* **ABOUT THIS EXERCISE**
Lines in the listing below containing the string "Flutes" are to be identified and copied.

* **RECORDED INFORMATION**
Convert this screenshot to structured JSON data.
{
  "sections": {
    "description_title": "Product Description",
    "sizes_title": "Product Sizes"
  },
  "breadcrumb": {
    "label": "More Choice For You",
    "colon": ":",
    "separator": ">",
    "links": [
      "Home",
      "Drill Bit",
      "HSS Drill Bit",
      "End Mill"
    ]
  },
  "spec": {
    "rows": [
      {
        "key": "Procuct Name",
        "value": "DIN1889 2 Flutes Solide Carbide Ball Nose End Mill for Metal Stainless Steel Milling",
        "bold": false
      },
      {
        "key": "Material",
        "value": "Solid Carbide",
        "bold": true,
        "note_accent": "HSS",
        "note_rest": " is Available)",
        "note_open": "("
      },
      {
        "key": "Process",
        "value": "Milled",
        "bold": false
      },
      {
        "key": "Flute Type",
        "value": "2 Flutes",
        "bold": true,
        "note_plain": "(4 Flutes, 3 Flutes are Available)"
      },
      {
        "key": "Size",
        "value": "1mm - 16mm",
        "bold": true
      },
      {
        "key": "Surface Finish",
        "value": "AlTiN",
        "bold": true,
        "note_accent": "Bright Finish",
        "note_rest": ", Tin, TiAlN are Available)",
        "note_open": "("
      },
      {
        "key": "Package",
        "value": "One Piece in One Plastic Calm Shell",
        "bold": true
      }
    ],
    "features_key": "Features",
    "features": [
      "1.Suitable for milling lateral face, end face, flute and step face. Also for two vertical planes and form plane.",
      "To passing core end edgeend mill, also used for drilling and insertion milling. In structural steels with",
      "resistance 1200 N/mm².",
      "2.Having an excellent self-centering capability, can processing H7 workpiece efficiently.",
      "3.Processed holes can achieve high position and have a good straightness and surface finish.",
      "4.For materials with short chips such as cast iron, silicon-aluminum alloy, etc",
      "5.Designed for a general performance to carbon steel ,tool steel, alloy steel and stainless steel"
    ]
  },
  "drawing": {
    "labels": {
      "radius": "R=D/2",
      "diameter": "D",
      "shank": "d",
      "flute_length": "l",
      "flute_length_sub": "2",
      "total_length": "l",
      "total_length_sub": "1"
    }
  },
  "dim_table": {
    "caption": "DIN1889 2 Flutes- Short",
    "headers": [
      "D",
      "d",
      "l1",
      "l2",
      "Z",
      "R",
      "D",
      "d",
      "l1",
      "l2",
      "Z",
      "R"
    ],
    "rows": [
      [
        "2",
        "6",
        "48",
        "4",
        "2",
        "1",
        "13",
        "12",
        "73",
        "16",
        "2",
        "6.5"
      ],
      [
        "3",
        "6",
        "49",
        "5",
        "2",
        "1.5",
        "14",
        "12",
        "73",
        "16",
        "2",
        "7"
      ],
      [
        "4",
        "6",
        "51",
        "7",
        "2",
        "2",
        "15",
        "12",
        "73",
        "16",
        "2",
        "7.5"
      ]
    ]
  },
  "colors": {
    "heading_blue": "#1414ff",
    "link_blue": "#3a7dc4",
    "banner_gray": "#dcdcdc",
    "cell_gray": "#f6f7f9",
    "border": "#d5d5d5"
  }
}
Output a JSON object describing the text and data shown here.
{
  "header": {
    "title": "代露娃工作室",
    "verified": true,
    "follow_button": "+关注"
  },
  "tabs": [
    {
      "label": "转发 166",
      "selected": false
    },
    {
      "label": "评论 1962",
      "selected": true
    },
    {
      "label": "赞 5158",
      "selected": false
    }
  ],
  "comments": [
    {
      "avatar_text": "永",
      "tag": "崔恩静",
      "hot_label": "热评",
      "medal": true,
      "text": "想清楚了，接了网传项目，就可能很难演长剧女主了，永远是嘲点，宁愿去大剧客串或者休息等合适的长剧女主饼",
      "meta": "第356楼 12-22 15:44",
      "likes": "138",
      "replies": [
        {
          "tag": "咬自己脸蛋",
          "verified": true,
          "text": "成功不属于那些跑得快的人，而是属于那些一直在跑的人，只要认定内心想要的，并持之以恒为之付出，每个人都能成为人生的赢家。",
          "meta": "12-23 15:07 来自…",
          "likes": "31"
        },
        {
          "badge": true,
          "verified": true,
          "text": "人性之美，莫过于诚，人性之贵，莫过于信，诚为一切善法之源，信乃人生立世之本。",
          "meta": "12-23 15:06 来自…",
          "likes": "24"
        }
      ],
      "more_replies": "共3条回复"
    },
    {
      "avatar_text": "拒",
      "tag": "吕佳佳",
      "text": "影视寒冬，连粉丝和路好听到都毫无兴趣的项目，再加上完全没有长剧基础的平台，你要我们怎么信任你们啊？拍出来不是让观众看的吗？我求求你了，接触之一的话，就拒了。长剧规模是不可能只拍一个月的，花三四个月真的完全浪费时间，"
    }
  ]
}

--

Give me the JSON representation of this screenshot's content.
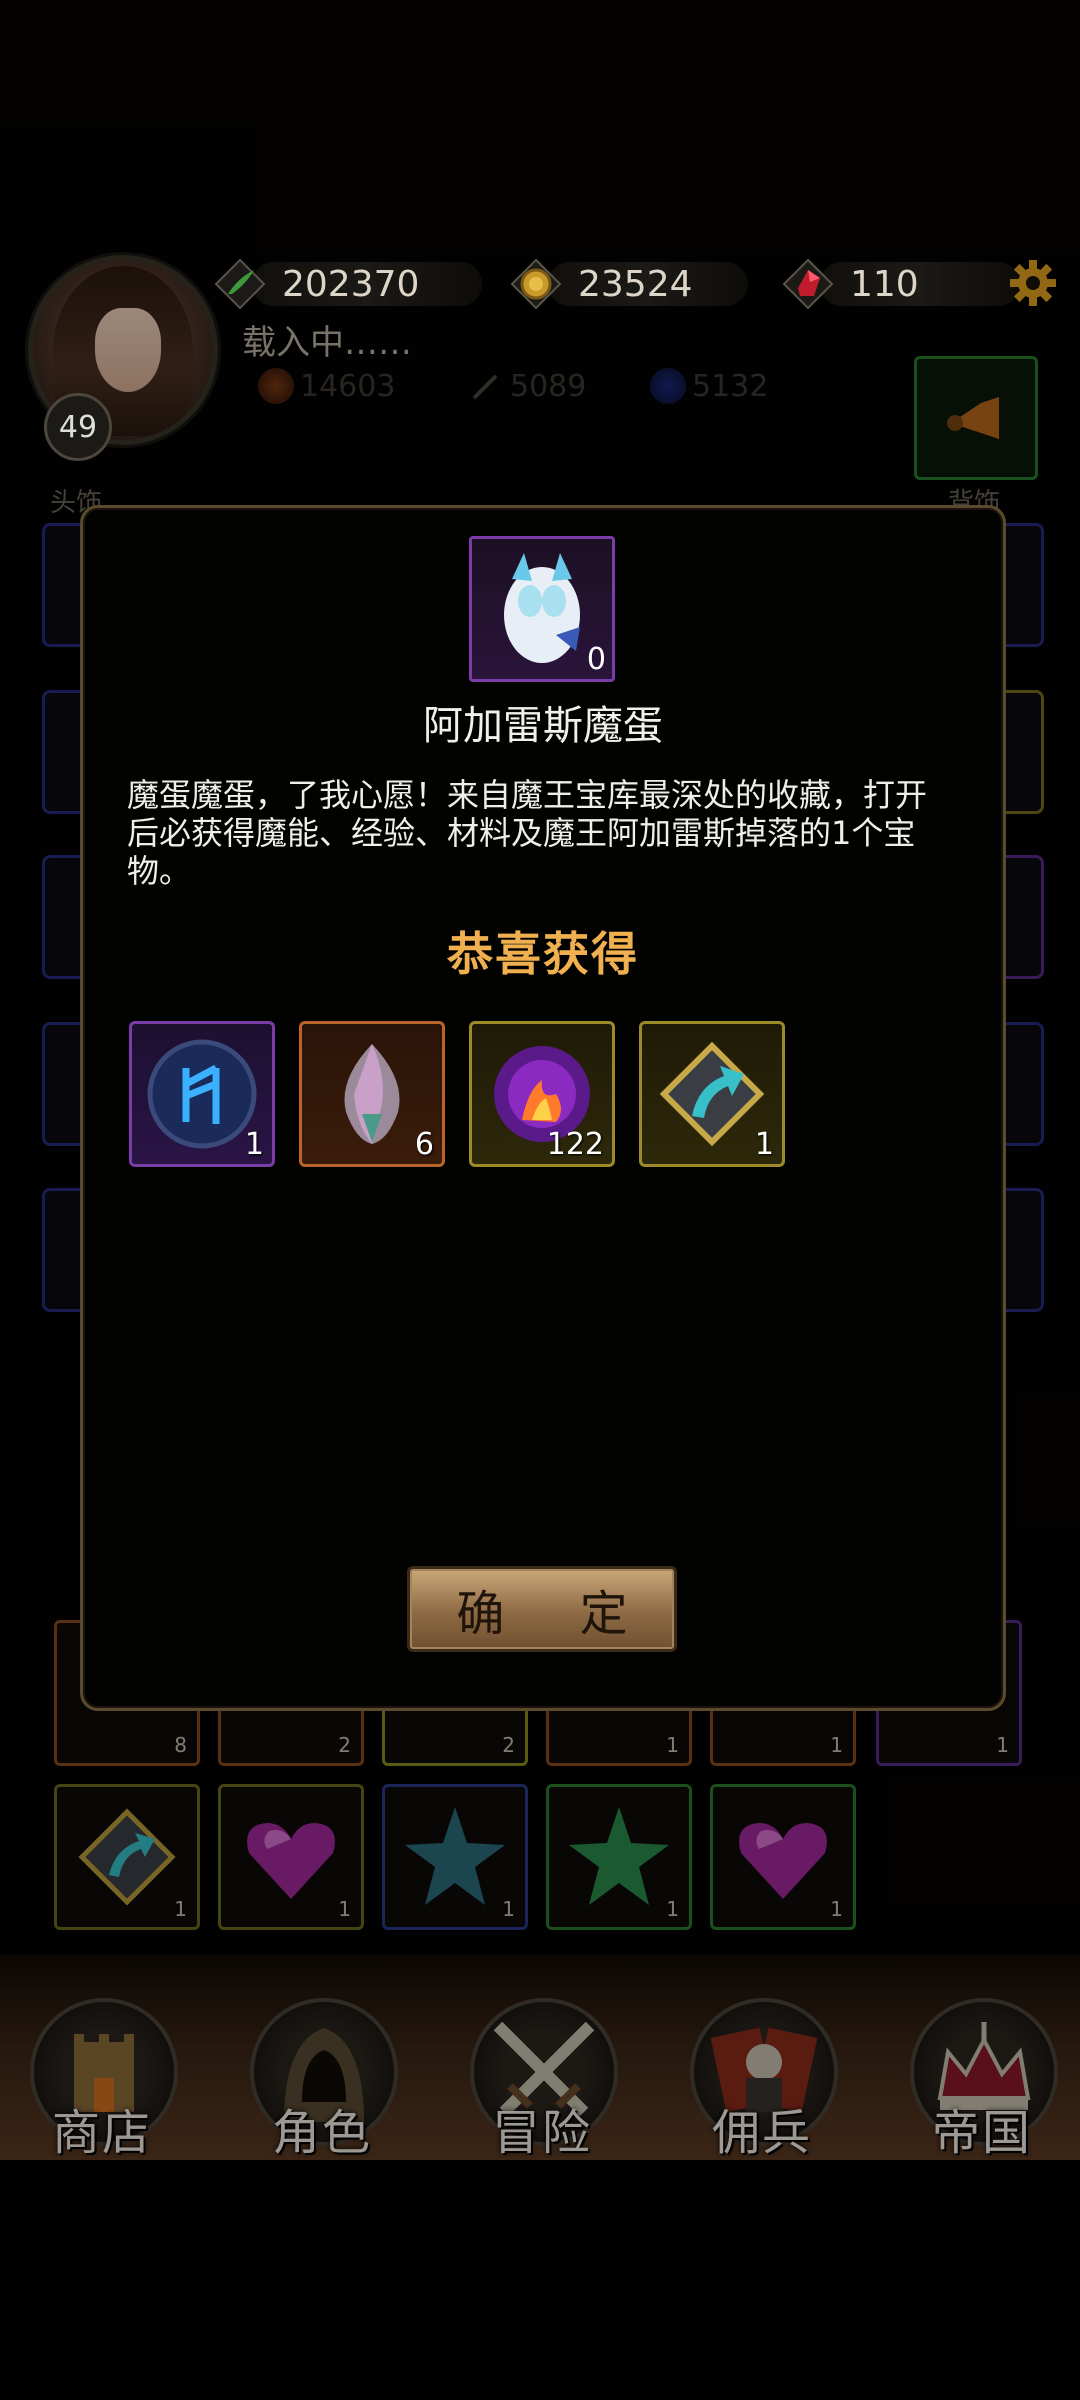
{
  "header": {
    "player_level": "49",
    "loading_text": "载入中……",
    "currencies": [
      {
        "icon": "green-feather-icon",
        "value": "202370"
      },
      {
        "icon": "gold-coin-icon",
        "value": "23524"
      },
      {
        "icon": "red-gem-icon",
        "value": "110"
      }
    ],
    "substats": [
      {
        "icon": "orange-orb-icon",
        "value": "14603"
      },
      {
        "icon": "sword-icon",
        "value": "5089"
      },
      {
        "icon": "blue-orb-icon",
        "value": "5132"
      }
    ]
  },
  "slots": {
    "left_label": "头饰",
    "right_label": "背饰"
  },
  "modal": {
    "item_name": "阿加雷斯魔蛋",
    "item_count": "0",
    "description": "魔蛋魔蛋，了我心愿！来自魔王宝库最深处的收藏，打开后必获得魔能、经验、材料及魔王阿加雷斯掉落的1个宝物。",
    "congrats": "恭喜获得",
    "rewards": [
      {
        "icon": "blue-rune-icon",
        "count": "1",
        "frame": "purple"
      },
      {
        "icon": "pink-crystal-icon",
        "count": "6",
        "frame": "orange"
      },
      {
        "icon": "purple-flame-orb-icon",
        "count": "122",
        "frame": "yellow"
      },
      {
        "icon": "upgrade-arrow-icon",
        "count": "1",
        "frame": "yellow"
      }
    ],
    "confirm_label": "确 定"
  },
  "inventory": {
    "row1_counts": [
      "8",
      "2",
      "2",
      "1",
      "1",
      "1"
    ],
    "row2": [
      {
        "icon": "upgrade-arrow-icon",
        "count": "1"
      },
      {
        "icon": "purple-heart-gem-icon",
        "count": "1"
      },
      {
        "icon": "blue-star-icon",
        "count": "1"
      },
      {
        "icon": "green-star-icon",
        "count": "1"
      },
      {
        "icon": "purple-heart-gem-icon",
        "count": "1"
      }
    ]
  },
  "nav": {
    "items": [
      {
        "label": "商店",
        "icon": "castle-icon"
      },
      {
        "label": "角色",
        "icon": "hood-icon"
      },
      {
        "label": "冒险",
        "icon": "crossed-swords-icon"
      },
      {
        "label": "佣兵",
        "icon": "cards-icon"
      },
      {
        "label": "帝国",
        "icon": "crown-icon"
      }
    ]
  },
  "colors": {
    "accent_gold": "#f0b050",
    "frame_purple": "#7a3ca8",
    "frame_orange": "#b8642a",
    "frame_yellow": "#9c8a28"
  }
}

* **ANSWER TO THIS TASK**
        "value": "DIN1889 2 Flutes Solide Carbide Ball Nose End Mill for Metal Stainless Steel Milling",
        "value": "2 Flutes",
        "note_plain": "(4 Flutes, 3 Flutes are Available)"
    "caption": "DIN1889 2 Flutes- Short",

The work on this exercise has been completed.